Exercise directions: All entries below are to be retyped in full, precisely as they appear.

Data for this exercise:
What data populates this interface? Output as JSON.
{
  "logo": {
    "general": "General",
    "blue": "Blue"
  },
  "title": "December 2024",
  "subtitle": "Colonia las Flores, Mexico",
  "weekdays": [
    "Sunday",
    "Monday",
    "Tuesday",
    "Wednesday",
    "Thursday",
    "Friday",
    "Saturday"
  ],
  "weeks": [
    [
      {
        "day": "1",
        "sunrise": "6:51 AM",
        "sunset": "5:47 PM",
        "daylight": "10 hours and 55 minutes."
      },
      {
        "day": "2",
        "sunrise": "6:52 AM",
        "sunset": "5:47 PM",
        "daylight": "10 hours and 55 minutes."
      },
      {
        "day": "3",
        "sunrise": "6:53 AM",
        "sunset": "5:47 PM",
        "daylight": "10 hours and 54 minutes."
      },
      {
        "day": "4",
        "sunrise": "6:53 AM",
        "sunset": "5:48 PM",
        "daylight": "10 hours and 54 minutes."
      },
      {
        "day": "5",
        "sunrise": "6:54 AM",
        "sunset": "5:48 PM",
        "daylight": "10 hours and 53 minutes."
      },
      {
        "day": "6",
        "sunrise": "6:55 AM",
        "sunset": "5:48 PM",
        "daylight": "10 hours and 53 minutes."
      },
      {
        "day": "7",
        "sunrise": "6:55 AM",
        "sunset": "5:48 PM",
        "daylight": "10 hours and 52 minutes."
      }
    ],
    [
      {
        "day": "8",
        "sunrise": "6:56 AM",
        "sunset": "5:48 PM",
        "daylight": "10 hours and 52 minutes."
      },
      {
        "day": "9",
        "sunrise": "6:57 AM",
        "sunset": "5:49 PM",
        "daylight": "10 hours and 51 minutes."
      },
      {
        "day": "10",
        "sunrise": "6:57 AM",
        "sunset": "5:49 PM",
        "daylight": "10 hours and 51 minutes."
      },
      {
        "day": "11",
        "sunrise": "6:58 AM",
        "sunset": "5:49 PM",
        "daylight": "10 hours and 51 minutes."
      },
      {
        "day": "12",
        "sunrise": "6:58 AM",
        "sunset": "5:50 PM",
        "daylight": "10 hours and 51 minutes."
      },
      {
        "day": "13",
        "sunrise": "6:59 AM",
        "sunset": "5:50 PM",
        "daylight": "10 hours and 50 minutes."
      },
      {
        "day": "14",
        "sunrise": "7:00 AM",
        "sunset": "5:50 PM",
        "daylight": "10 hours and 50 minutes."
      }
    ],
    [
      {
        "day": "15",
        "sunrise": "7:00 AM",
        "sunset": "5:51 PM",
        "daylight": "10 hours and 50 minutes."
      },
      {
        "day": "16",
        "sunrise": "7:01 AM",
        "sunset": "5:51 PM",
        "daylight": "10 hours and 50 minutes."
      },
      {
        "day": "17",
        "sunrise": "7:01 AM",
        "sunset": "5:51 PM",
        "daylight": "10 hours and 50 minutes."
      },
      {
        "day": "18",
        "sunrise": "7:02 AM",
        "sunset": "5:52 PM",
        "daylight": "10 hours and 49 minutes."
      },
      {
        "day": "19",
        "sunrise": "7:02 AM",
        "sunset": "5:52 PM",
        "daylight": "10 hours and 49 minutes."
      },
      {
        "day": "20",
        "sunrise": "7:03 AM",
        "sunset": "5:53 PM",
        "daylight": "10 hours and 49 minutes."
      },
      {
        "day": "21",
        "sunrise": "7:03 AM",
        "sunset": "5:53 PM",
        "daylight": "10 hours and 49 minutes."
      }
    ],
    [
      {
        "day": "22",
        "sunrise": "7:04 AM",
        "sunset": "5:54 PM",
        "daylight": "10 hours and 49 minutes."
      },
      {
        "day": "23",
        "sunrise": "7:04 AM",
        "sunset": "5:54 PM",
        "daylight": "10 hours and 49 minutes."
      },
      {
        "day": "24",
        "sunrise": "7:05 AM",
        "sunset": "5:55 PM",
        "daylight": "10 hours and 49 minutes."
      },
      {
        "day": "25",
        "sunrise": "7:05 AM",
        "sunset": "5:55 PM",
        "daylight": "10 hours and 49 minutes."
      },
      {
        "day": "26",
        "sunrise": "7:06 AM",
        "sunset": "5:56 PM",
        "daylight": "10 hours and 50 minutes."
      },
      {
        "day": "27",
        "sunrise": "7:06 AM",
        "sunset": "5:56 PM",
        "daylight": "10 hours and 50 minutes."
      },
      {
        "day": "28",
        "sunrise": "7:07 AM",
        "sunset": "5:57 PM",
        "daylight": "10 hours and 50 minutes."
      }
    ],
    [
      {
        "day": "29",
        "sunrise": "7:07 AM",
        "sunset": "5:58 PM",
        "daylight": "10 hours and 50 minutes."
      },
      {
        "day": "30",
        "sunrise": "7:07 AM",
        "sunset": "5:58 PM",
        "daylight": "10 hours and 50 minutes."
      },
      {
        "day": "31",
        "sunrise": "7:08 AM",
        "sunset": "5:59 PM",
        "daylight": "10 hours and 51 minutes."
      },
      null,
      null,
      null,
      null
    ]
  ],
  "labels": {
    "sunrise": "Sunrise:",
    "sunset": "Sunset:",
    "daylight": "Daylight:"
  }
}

Solution to the problem:
What data populates this interface? Output as JSON.
{
  "logo": {
    "general": "General",
    "blue": "Blue"
  },
  "title": "December 2024",
  "subtitle": "Colonia las Flores, Mexico",
  "weekdays": [
    "Sunday",
    "Monday",
    "Tuesday",
    "Wednesday",
    "Thursday",
    "Friday",
    "Saturday"
  ],
  "weeks": [
    [
      {
        "day": "1",
        "sunrise": "6:51 AM",
        "sunset": "5:47 PM",
        "daylight": "10 hours and 55 minutes."
      },
      {
        "day": "2",
        "sunrise": "6:52 AM",
        "sunset": "5:47 PM",
        "daylight": "10 hours and 55 minutes."
      },
      {
        "day": "3",
        "sunrise": "6:53 AM",
        "sunset": "5:47 PM",
        "daylight": "10 hours and 54 minutes."
      },
      {
        "day": "4",
        "sunrise": "6:53 AM",
        "sunset": "5:48 PM",
        "daylight": "10 hours and 54 minutes."
      },
      {
        "day": "5",
        "sunrise": "6:54 AM",
        "sunset": "5:48 PM",
        "daylight": "10 hours and 53 minutes."
      },
      {
        "day": "6",
        "sunrise": "6:55 AM",
        "sunset": "5:48 PM",
        "daylight": "10 hours and 53 minutes."
      },
      {
        "day": "7",
        "sunrise": "6:55 AM",
        "sunset": "5:48 PM",
        "daylight": "10 hours and 52 minutes."
      }
    ],
    [
      {
        "day": "8",
        "sunrise": "6:56 AM",
        "sunset": "5:48 PM",
        "daylight": "10 hours and 52 minutes."
      },
      {
        "day": "9",
        "sunrise": "6:57 AM",
        "sunset": "5:49 PM",
        "daylight": "10 hours and 51 minutes."
      },
      {
        "day": "10",
        "sunrise": "6:57 AM",
        "sunset": "5:49 PM",
        "daylight": "10 hours and 51 minutes."
      },
      {
        "day": "11",
        "sunrise": "6:58 AM",
        "sunset": "5:49 PM",
        "daylight": "10 hours and 51 minutes."
      },
      {
        "day": "12",
        "sunrise": "6:58 AM",
        "sunset": "5:50 PM",
        "daylight": "10 hours and 51 minutes."
      },
      {
        "day": "13",
        "sunrise": "6:59 AM",
        "sunset": "5:50 PM",
        "daylight": "10 hours and 50 minutes."
      },
      {
        "day": "14",
        "sunrise": "7:00 AM",
        "sunset": "5:50 PM",
        "daylight": "10 hours and 50 minutes."
      }
    ],
    [
      {
        "day": "15",
        "sunrise": "7:00 AM",
        "sunset": "5:51 PM",
        "daylight": "10 hours and 50 minutes."
      },
      {
        "day": "16",
        "sunrise": "7:01 AM",
        "sunset": "5:51 PM",
        "daylight": "10 hours and 50 minutes."
      },
      {
        "day": "17",
        "sunrise": "7:01 AM",
        "sunset": "5:51 PM",
        "daylight": "10 hours and 50 minutes."
      },
      {
        "day": "18",
        "sunrise": "7:02 AM",
        "sunset": "5:52 PM",
        "daylight": "10 hours and 49 minutes."
      },
      {
        "day": "19",
        "sunrise": "7:02 AM",
        "sunset": "5:52 PM",
        "daylight": "10 hours and 49 minutes."
      },
      {
        "day": "20",
        "sunrise": "7:03 AM",
        "sunset": "5:53 PM",
        "daylight": "10 hours and 49 minutes."
      },
      {
        "day": "21",
        "sunrise": "7:03 AM",
        "sunset": "5:53 PM",
        "daylight": "10 hours and 49 minutes."
      }
    ],
    [
      {
        "day": "22",
        "sunrise": "7:04 AM",
        "sunset": "5:54 PM",
        "daylight": "10 hours and 49 minutes."
      },
      {
        "day": "23",
        "sunrise": "7:04 AM",
        "sunset": "5:54 PM",
        "daylight": "10 hours and 49 minutes."
      },
      {
        "day": "24",
        "sunrise": "7:05 AM",
        "sunset": "5:55 PM",
        "daylight": "10 hours and 49 minutes."
      },
      {
        "day": "25",
        "sunrise": "7:05 AM",
        "sunset": "5:55 PM",
        "daylight": "10 hours and 49 minutes."
      },
      {
        "day": "26",
        "sunrise": "7:06 AM",
        "sunset": "5:56 PM",
        "daylight": "10 hours and 50 minutes."
      },
      {
        "day": "27",
        "sunrise": "7:06 AM",
        "sunset": "5:56 PM",
        "daylight": "10 hours and 50 minutes."
      },
      {
        "day": "28",
        "sunrise": "7:07 AM",
        "sunset": "5:57 PM",
        "daylight": "10 hours and 50 minutes."
      }
    ],
    [
      {
        "day": "29",
        "sunrise": "7:07 AM",
        "sunset": "5:58 PM",
        "daylight": "10 hours and 50 minutes."
      },
      {
        "day": "30",
        "sunrise": "7:07 AM",
        "sunset": "5:58 PM",
        "daylight": "10 hours and 50 minutes."
      },
      {
        "day": "31",
        "sunrise": "7:08 AM",
        "sunset": "5:59 PM",
        "daylight": "10 hours and 51 minutes."
      },
      null,
      null,
      null,
      null
    ]
  ],
  "labels": {
    "sunrise": "Sunrise:",
    "sunset": "Sunset:",
    "daylight": "Daylight:"
  }
}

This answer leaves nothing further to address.